Whenever a line in the records below holds the string "value", include it in the count, and state the number alone.

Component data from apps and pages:
<<<<
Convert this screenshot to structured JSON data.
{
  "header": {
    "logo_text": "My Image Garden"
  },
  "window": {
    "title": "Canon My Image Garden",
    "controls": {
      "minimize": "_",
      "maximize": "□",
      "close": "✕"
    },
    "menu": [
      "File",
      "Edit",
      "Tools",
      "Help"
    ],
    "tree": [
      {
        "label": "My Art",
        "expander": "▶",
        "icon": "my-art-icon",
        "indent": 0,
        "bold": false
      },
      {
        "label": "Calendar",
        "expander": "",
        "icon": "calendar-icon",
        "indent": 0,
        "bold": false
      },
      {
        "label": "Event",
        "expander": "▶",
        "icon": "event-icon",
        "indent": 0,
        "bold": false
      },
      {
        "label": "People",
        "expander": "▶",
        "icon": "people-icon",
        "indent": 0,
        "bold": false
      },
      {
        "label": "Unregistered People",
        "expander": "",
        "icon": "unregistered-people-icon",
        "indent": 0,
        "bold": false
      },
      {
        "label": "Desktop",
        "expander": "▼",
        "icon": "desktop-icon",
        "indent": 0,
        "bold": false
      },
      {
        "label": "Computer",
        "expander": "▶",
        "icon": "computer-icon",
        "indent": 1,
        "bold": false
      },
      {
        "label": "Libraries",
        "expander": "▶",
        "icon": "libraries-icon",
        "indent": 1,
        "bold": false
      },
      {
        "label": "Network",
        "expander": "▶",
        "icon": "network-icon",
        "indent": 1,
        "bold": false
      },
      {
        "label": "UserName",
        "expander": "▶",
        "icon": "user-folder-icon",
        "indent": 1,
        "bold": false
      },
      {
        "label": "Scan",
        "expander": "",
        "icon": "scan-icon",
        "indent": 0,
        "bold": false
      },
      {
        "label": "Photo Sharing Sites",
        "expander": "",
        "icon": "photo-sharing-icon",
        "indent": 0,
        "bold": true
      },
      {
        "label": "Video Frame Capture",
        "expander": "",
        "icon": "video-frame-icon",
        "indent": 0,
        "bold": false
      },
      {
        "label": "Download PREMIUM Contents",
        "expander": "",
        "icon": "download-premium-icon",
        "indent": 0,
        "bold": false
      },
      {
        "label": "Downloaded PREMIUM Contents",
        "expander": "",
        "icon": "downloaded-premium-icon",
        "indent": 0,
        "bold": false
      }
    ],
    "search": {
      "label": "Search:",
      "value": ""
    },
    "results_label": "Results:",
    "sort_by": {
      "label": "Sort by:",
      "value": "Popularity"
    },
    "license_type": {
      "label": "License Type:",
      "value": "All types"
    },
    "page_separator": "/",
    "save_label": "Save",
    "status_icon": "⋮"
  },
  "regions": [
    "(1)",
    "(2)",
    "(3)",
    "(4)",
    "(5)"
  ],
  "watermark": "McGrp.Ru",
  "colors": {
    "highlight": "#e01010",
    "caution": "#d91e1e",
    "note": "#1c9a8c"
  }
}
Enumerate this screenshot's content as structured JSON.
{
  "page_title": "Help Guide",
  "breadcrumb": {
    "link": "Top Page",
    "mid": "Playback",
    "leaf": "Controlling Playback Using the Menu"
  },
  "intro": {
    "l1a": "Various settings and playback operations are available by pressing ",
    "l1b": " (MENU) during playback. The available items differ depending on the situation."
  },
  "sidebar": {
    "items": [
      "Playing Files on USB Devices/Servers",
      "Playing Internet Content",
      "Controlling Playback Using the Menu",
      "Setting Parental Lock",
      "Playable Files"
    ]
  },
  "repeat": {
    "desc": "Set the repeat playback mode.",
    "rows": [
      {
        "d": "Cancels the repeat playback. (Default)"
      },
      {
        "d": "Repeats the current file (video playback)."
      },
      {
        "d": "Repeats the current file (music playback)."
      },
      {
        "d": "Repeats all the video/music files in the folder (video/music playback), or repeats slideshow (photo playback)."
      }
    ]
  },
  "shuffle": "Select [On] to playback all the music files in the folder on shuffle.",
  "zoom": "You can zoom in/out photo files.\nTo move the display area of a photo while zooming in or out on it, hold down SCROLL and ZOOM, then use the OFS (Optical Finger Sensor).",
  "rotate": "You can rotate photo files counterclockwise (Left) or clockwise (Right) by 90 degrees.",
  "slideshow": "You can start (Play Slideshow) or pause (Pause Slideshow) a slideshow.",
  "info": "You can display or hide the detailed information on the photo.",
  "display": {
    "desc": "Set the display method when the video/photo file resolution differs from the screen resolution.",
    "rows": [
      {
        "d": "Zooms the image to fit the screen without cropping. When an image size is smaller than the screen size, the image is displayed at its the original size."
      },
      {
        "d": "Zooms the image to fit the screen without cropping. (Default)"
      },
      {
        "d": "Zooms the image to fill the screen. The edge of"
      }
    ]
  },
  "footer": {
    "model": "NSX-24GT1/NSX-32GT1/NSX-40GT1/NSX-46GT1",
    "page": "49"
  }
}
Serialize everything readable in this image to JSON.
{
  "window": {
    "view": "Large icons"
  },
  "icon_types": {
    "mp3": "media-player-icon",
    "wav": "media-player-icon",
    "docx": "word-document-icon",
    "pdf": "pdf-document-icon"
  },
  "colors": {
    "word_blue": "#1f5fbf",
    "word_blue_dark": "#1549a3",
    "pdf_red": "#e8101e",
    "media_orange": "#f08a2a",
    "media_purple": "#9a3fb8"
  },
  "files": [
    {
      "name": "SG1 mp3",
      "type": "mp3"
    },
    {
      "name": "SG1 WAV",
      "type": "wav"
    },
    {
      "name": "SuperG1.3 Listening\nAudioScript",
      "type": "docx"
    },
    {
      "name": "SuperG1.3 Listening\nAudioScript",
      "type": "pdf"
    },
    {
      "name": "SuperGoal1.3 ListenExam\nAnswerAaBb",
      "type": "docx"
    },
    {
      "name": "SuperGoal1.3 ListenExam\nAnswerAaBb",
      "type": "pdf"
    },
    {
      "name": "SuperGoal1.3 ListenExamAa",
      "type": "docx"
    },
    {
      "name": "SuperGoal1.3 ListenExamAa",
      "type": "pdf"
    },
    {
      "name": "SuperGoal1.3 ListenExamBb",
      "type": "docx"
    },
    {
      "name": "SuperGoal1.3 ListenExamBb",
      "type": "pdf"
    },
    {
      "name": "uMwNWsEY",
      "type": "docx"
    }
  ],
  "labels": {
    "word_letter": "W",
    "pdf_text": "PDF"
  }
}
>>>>
■ Exercise solution
3